I’ve had a long relationship with the Lake District, as a regular visitor from an early age, hiking with my late father, I’d look into the clear waters of a beck or a tarn and wonder if there were fish down there, but my dad had no time for fishing so it rarely happened back then. I only really started fishing here seriously about 13 years ago and it feels now like I’m doing what I always wanted to do as a boy, kind of living my childhood dreams.
For me, the landscape of Cumbria and the Lake District is the most interesting in England, I’d say it’s the closest thing we have to wilderness. It can be beautiful, quaint, mysterious, even unnerving at times, but there comes a point when just looking isn’t enough and an urge to interact with the landscape takes over. This could be fell walking, camping, wild swimming, boating or whatever, mine is fly fishing. I find solitude amongst those dramatic fells giving me a very special and spiritual experience when I pick up my rods and head to the water.
I was an artist before I was a fisherman so as soon as I began catching these special fish, I naturally wanted to draw them. Trout make superb subject matter – like most things in nature their design is aesthetically perfect; their form, their proportions, the spacing of their fins. Then there are the markings; the colours, spots and patterns, and the shapes and reflections that form in the light that catches a wet fish out of water, all these things lend themselves to imitation in paint or pencil.

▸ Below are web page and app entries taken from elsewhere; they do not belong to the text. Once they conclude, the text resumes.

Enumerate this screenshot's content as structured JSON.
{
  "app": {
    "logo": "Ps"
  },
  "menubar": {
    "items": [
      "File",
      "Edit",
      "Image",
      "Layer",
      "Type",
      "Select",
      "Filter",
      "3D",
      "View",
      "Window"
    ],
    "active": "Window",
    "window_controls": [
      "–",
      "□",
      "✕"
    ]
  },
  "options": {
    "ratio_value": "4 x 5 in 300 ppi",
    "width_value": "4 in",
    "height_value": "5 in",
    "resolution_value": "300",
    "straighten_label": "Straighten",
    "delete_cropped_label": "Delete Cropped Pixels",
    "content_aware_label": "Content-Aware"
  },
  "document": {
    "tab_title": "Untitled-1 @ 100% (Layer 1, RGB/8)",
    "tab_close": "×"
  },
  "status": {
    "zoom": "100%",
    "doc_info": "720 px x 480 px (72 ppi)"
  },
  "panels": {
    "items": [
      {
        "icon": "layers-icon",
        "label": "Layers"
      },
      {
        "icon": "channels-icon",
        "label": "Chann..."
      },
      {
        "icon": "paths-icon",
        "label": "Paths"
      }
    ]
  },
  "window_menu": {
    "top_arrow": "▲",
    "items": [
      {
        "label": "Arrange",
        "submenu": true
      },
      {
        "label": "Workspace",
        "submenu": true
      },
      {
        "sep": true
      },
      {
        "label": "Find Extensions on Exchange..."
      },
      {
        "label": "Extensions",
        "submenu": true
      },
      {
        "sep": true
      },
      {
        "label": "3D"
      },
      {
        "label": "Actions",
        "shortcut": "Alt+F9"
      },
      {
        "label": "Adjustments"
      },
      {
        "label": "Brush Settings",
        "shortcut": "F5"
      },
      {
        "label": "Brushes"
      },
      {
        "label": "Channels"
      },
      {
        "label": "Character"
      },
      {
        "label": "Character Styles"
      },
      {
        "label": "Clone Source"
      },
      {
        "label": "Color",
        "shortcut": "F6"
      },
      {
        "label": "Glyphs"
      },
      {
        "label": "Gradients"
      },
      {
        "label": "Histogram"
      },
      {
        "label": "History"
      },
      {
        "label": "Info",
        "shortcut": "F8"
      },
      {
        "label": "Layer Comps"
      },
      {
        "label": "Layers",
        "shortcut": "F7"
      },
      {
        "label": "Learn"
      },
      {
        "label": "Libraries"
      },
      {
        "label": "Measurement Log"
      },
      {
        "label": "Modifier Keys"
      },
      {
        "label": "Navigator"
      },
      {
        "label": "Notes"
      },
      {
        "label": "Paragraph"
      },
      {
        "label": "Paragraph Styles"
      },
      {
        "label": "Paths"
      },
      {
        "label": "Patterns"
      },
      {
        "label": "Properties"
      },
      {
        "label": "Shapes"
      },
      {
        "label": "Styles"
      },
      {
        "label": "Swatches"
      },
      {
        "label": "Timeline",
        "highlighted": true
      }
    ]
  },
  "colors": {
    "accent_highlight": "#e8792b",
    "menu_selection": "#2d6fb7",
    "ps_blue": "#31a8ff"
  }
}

My biggest influence is an American artist and angler called James Prosek. James’ work gave me an idea for a smaller, more local project focusing on Cumbria. I had noticed great variety in the markings and colours of the trout that I was catching in the Lake District and wanted to record a few of the most diverse examples, resulting in a poster called Trout of Cumbria. The poster features six trout that are presented in a style that gives a nod to those vintage field guides and Victorian teaching aids.
I think that a lot of good fly anglers are naturally quite observant, we tend to have an acute awareness of our surroundings when we’re on the water, essential if we’re going to be successful and fully immerse ourselves in the angling experience. These are qualities that are transferable when it comes to creating detailed drawings so, being observant and paying attention to detail is certainly something that comes naturally to me.
I often get asked to paint portraits of an angler’s memorable catch, usually in watercolour, which I really enjoy, trying to replicate the colours and spot formations and producing something as close to the living fish as I can.
Lately, I’ve started creating pen drawings over OS Maps which have generated some interest, mainly from anglers that want an illustration over an area of map that means something to them. This allows the details of the map, the rivers, place names and contours, to intermingle with the image, making the drawing look more at home on the background, like it’s meant to be there.
We anglers are notoriously secretive about our fishing spots, and when I first starting fishing in the Lake District it was a real voyage of discovery, hours spent poring over OS maps looking for potential waters, then venturing out not knowing what to expect; quite special times.
Haweswater is a firm favourite. I love the shoreline, it has mystery and is ever-changing- sometimes there are bays, rocky beaches and peninsulas, then I can go back another day and they’ll be gone or will have changed shape. Also, unlike a lot of other lakes (Buttermere for instance), the hikers’ trail doesn’t run close to the shore, so, even though the car park can be packed and the fells well-populated, when you’re fishing at the water’s edge, there’s a real sense of solitude.
I also like Crummock Water. This is a place where I enjoy paddling my Canadian canoe in search of ‘ferox’ trout. These are big, fish-eating trout, they’re quite rare and for me, they’re the ultimate freshwater fish. In terms of running water, in addition to any number of high, fell side becks, I like the rivers of the Eden system; the Eamont, Lyvennet, Lowther, Irthing, Gelt. All quite different with characters of their own. The Gelt is probably the prettiest river I’ve ever fished, the stretch running through the ancient Gelt Woods, where the Romans left their mark in the sandstone, is really breathtaking.
To remember that the mark of a good angler isn’t the ability to catch fish but the ability to enjoy yourself without catching fish. Quite philosophical I know but there’s a lot of truth in that statement.
For me, the fly-fishing journey of discovery is important and something to be cherished. I didn’t take lessons, I’m totally self-taught and I believe I’m a better angler for it and I’ve had a richer experience. Those early years when I was working things out for myself were the best and I’m a little sad that the days of being a novice are gone and are never coming back.
I’d say work things out for yourself, take the time to observe, to learn from your mistakes, formulate your own ideas and your own truths and then, when everything eventually comes together, you’ll have an infinitely more rewarding experience.
If you’re inspired by Scott’s tales of adventure and would like to order one of Scott’s Posters, you can do that at his Instagram page, that_other_place.